- Opening Delimiter -

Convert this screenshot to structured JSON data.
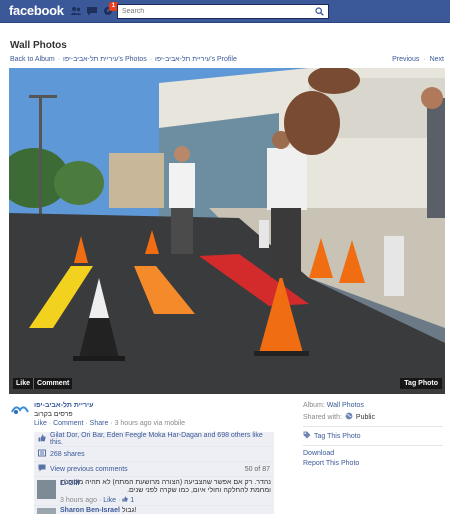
{
  "topbar": {
    "logo": "facebook",
    "search_placeholder": "Search",
    "notifications_badge": "1",
    "icons": [
      "friend-requests-icon",
      "messages-icon",
      "notifications-icon",
      "search-icon"
    ]
  },
  "header": {
    "title": "Wall Photos",
    "back_link": "Back to Album",
    "album_owner": "עיריית תל-אביב-יפו",
    "separator": "·",
    "photos_link": "עיריית תל-אביב-יפו's Photos",
    "profile_link": "עיריית תל-אביב-יפו's Profile",
    "previous": "Previous",
    "next": "Next"
  },
  "photo": {
    "like_button": "Like",
    "comment_button": "Comment",
    "tag_button": "Tag Photo"
  },
  "post": {
    "author": "עיריית תל-אביב-יפו",
    "text": "פרסים בקרוב",
    "actions": {
      "like": "Like",
      "comment": "Comment",
      "share": "Share",
      "meta": "3 hours ago via mobile"
    }
  },
  "ufi": {
    "likes_text": "Gilat Dor, Ori Bar, Eden Feegle Moka Har-Dagan and 698 others like this.",
    "shares_text": "268 shares",
    "view_previous": "View previous comments",
    "comment_count": "50 of 87"
  },
  "comments": [
    {
      "name": "Li Gill",
      "text": "נהדר. רק אם אפשר שהצביעה (הצורה מרושעת המתח) לא תהיה מסוכנת ומחמת להחלקה וחולי איום, כמו שקרה לפני שנים.",
      "meta": "3 hours ago",
      "like_link": "Like",
      "likes": "1"
    },
    {
      "name": "Sharon Ben-Israel",
      "text": "גבול!"
    }
  ],
  "sidebar": {
    "album_label": "Album:",
    "album_value": "Wall Photos",
    "shared_label": "Shared with:",
    "shared_value": "Public",
    "tag_this_photo": "Tag This Photo",
    "download": "Download",
    "report": "Report This Photo"
  },
  "colors": {
    "brand_blue": "#3b5998",
    "ufi_background": "#edeff4",
    "badge_red": "#f03d25"
  }
}
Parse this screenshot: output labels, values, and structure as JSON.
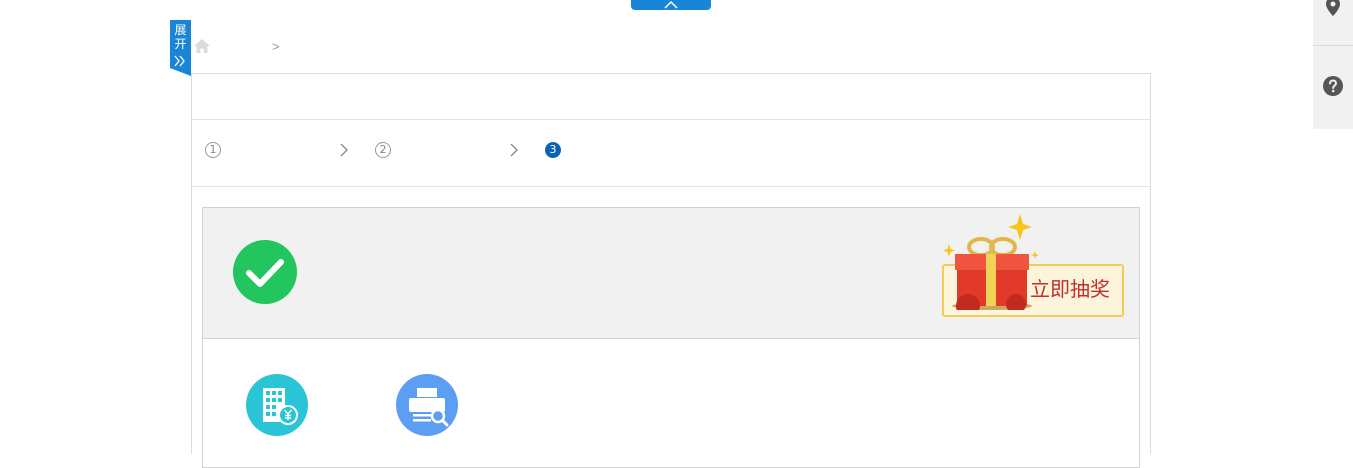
{
  "top_toggle": {
    "icon": "chevron-up-icon",
    "color": "#1a85d6"
  },
  "expand_ribbon": {
    "label_line1": "展",
    "label_line2": "开",
    "icon": "double-chevron-right-icon",
    "color": "#1a85d6"
  },
  "breadcrumb": {
    "home_icon": "home-icon",
    "separator": ">"
  },
  "steps": [
    {
      "number": "1",
      "state": "done"
    },
    {
      "number": "2",
      "state": "done"
    },
    {
      "number": "3",
      "state": "current"
    }
  ],
  "result": {
    "status_icon": "check-circle-icon",
    "status_color": "#22c55e"
  },
  "lottery": {
    "label": "立即抽奖",
    "icon": "gift-box-icon"
  },
  "actions": [
    {
      "icon": "building-yen-icon",
      "color": "#29c4d6"
    },
    {
      "icon": "printer-search-icon",
      "color": "#5b9ef2"
    }
  ],
  "side_tools": [
    {
      "icon": "location-pin-icon"
    },
    {
      "icon": "help-question-icon"
    }
  ]
}
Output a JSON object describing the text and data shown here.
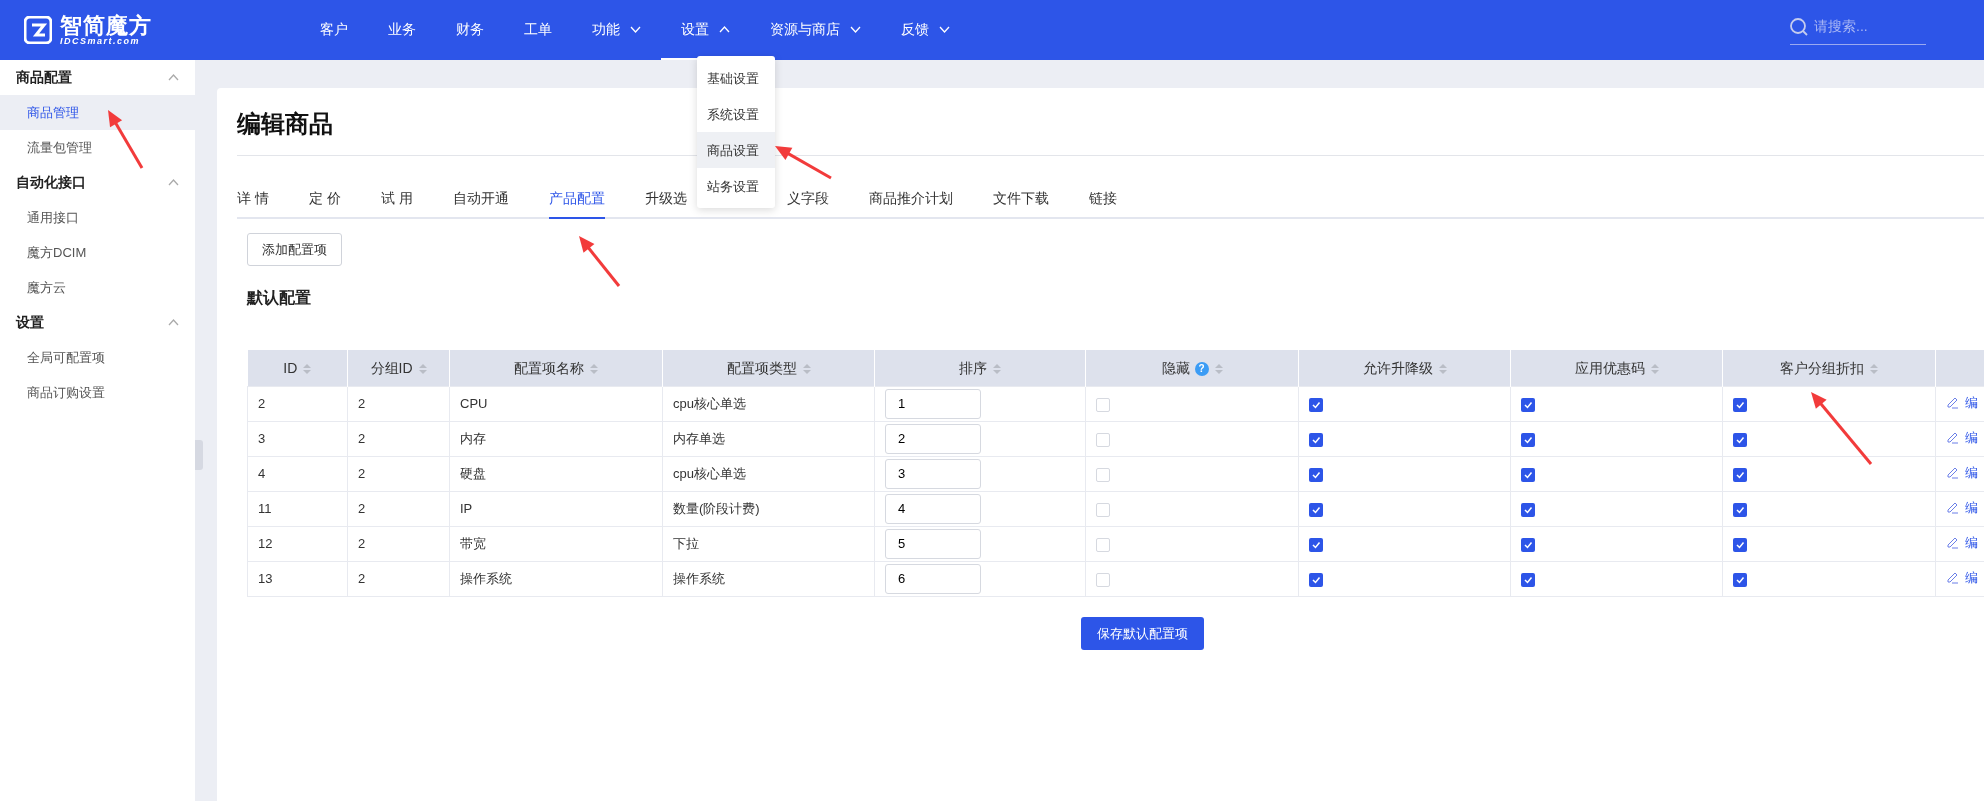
{
  "logo": {
    "name": "智简魔方",
    "domain": "IDCSmart.com"
  },
  "nav": [
    {
      "label": "客户",
      "selected": false,
      "dropdown": false
    },
    {
      "label": "业务",
      "selected": false,
      "dropdown": false
    },
    {
      "label": "财务",
      "selected": false,
      "dropdown": false
    },
    {
      "label": "工单",
      "selected": false,
      "dropdown": false
    },
    {
      "label": "功能",
      "selected": false,
      "dropdown": true
    },
    {
      "label": "设置",
      "selected": true,
      "dropdown": true,
      "expanded": true,
      "menu": [
        {
          "label": "基础设置",
          "selected": false
        },
        {
          "label": "系统设置",
          "selected": false
        },
        {
          "label": "商品设置",
          "selected": true,
          "arrow": true
        },
        {
          "label": "站务设置",
          "selected": false
        }
      ]
    },
    {
      "label": "资源与商店",
      "selected": false,
      "dropdown": true
    },
    {
      "label": "反馈",
      "selected": false,
      "dropdown": true
    }
  ],
  "search": {
    "placeholder": "请搜索..."
  },
  "sidebar": [
    {
      "label": "商品配置",
      "expanded": true,
      "children": [
        {
          "label": "商品管理",
          "selected": true,
          "arrow": true
        },
        {
          "label": "流量包管理",
          "selected": false
        }
      ]
    },
    {
      "label": "自动化接口",
      "expanded": true,
      "children": [
        {
          "label": "通用接口",
          "selected": false
        },
        {
          "label": "魔方DCIM",
          "selected": false
        },
        {
          "label": "魔方云",
          "selected": false
        }
      ]
    },
    {
      "label": "设置",
      "expanded": true,
      "children": [
        {
          "label": "全局可配置项",
          "selected": false
        },
        {
          "label": "商品订购设置",
          "selected": false
        }
      ]
    }
  ],
  "page_title": "编辑商品",
  "tabs": [
    {
      "label": "详 情",
      "selected": false
    },
    {
      "label": "定 价",
      "selected": false
    },
    {
      "label": "试 用",
      "selected": false
    },
    {
      "label": "自动开通",
      "selected": false
    },
    {
      "label": "产品配置",
      "selected": true,
      "arrow": true
    },
    {
      "label": "升级选",
      "selected": false
    },
    {
      "label": "义字段",
      "selected": false
    },
    {
      "label": "商品推介计划",
      "selected": false
    },
    {
      "label": "文件下载",
      "selected": false
    },
    {
      "label": "链接",
      "selected": false
    }
  ],
  "add_button": "添加配置项",
  "section_title": "默认配置",
  "table": {
    "columns": [
      {
        "label": "ID"
      },
      {
        "label": "分组ID"
      },
      {
        "label": "配置项名称"
      },
      {
        "label": "配置项类型"
      },
      {
        "label": "排序"
      },
      {
        "label": "隐藏",
        "help": true
      },
      {
        "label": "允许升降级"
      },
      {
        "label": "应用优惠码"
      },
      {
        "label": "客户分组折扣",
        "arrow": true
      }
    ],
    "help_icon": "?",
    "rows": [
      {
        "id": "2",
        "group_id": "2",
        "name": "CPU",
        "type": "cpu核心单选",
        "order": "1",
        "hidden": false,
        "upgrade": true,
        "coupon": true,
        "discount": true,
        "action": "编"
      },
      {
        "id": "3",
        "group_id": "2",
        "name": "内存",
        "type": "内存单选",
        "order": "2",
        "hidden": false,
        "upgrade": true,
        "coupon": true,
        "discount": true,
        "action": "编"
      },
      {
        "id": "4",
        "group_id": "2",
        "name": "硬盘",
        "type": "cpu核心单选",
        "order": "3",
        "hidden": false,
        "upgrade": true,
        "coupon": true,
        "discount": true,
        "action": "编"
      },
      {
        "id": "11",
        "group_id": "2",
        "name": "IP",
        "type": "数量(阶段计费)",
        "order": "4",
        "hidden": false,
        "upgrade": true,
        "coupon": true,
        "discount": true,
        "action": "编"
      },
      {
        "id": "12",
        "group_id": "2",
        "name": "带宽",
        "type": "下拉",
        "order": "5",
        "hidden": false,
        "upgrade": true,
        "coupon": true,
        "discount": true,
        "action": "编"
      },
      {
        "id": "13",
        "group_id": "2",
        "name": "操作系统",
        "type": "操作系统",
        "order": "6",
        "hidden": false,
        "upgrade": true,
        "coupon": true,
        "discount": true,
        "action": "编"
      }
    ]
  },
  "save_button": "保存默认配置项"
}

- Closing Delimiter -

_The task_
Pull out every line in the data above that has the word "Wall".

_Answer section_
    "title": "Wall Photos",
    "album_value": "Wall Photos",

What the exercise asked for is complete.